In order to understand the dynamic changes of blood pressure within a day, various types of ambulatory blood pressure recorders have been developed. Among them, one type of finger type is used to measure pulse conduction time and input it into a computer to calculate systolic and diastolic blood pressure and mean blood pressure. It is not affected by body odor or physical activity, and the patient does not feel it during measurement, nor does it affect their rest. It can be measured more than 2000 times a day. The value measured by this sphygmomanometer can reflect the change of ambulatory blood pressure.
The significance of measuring blood pressure
The improvement of the sphygmomanometer is due to two things. Firstly, the K0 rotkoff sound in 1905 was meticulously depicted, making it easy for clinical doctors to measure systolic and diastolic blood pressure. Secondly, in 1907, Janeway's "Clinical Discussion on Blood Pressure" proposed the important clinical significance of monitoring blood pressure. By World War I, blood pressure measurement had become widely accepted, becoming the fourth vital sign routinely recorded by clinical doctors after pulse, respiration, and body temperature.

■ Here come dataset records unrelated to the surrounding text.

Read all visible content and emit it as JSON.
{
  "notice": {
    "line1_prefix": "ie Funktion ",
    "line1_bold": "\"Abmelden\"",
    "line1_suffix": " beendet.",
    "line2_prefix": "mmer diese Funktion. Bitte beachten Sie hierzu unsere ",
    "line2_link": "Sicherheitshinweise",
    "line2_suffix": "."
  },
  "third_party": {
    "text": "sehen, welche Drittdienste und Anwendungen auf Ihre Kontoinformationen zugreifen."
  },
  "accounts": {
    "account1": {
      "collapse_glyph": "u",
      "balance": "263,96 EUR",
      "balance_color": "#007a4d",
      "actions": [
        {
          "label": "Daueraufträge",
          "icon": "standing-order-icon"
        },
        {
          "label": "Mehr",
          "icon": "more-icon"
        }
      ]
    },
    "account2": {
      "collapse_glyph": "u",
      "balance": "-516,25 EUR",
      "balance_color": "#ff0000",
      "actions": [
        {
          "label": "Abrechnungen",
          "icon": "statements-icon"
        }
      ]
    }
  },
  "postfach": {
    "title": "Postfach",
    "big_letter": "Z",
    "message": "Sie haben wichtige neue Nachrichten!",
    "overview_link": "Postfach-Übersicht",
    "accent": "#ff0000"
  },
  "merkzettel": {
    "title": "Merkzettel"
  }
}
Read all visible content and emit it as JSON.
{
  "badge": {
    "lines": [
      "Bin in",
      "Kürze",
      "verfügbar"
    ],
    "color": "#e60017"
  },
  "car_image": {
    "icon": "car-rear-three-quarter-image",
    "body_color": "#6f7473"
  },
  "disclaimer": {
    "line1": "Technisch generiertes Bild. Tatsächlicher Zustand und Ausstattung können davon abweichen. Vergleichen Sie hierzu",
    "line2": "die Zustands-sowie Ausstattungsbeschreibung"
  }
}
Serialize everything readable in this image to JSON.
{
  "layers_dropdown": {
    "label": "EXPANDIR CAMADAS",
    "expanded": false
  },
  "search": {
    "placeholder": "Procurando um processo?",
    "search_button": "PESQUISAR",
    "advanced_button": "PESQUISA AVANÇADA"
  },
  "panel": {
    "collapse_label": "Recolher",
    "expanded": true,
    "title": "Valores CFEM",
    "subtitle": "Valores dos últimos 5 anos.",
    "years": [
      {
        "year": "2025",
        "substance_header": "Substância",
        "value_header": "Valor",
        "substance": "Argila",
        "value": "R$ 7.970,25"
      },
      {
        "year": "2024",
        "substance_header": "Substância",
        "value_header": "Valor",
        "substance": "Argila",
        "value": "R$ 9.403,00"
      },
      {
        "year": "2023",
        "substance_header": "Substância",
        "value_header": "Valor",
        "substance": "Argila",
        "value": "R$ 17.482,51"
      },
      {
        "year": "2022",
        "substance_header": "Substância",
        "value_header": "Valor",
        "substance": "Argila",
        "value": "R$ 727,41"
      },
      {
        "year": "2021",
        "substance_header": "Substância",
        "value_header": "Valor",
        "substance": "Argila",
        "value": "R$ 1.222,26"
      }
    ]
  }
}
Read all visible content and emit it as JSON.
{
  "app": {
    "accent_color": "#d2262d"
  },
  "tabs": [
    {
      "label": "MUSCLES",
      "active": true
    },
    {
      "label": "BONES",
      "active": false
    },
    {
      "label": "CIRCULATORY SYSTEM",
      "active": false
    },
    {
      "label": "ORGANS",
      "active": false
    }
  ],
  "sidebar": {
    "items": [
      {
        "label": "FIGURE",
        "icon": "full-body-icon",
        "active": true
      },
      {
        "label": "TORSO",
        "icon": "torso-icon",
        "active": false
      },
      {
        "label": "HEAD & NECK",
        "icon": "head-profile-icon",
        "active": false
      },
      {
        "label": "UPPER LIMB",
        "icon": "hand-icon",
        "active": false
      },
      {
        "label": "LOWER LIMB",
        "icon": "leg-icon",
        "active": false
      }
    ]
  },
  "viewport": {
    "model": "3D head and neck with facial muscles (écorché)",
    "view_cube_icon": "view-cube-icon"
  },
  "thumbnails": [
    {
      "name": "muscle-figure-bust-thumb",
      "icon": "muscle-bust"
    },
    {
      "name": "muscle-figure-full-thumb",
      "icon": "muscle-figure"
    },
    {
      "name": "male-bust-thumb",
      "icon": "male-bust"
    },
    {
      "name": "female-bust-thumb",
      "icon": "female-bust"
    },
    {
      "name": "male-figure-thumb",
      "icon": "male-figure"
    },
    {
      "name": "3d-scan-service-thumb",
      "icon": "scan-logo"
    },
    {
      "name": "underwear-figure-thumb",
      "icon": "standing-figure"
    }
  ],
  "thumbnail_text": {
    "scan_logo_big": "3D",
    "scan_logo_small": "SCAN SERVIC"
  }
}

Many diseases require blood pressure monitoring, especially cardiovascular and cerebrovascular diseases, to control blood pressure and make corresponding measures. If your blood pressure is high, you should choose antihypertensive treatment as appropriate to avoid experiencing cardiovascular and cerebrovascular accidents. Especially at present, hypertension is a worldwide disease. If there is no sphygmomanometer, how can we talk about the prevention and treatment of hypertension?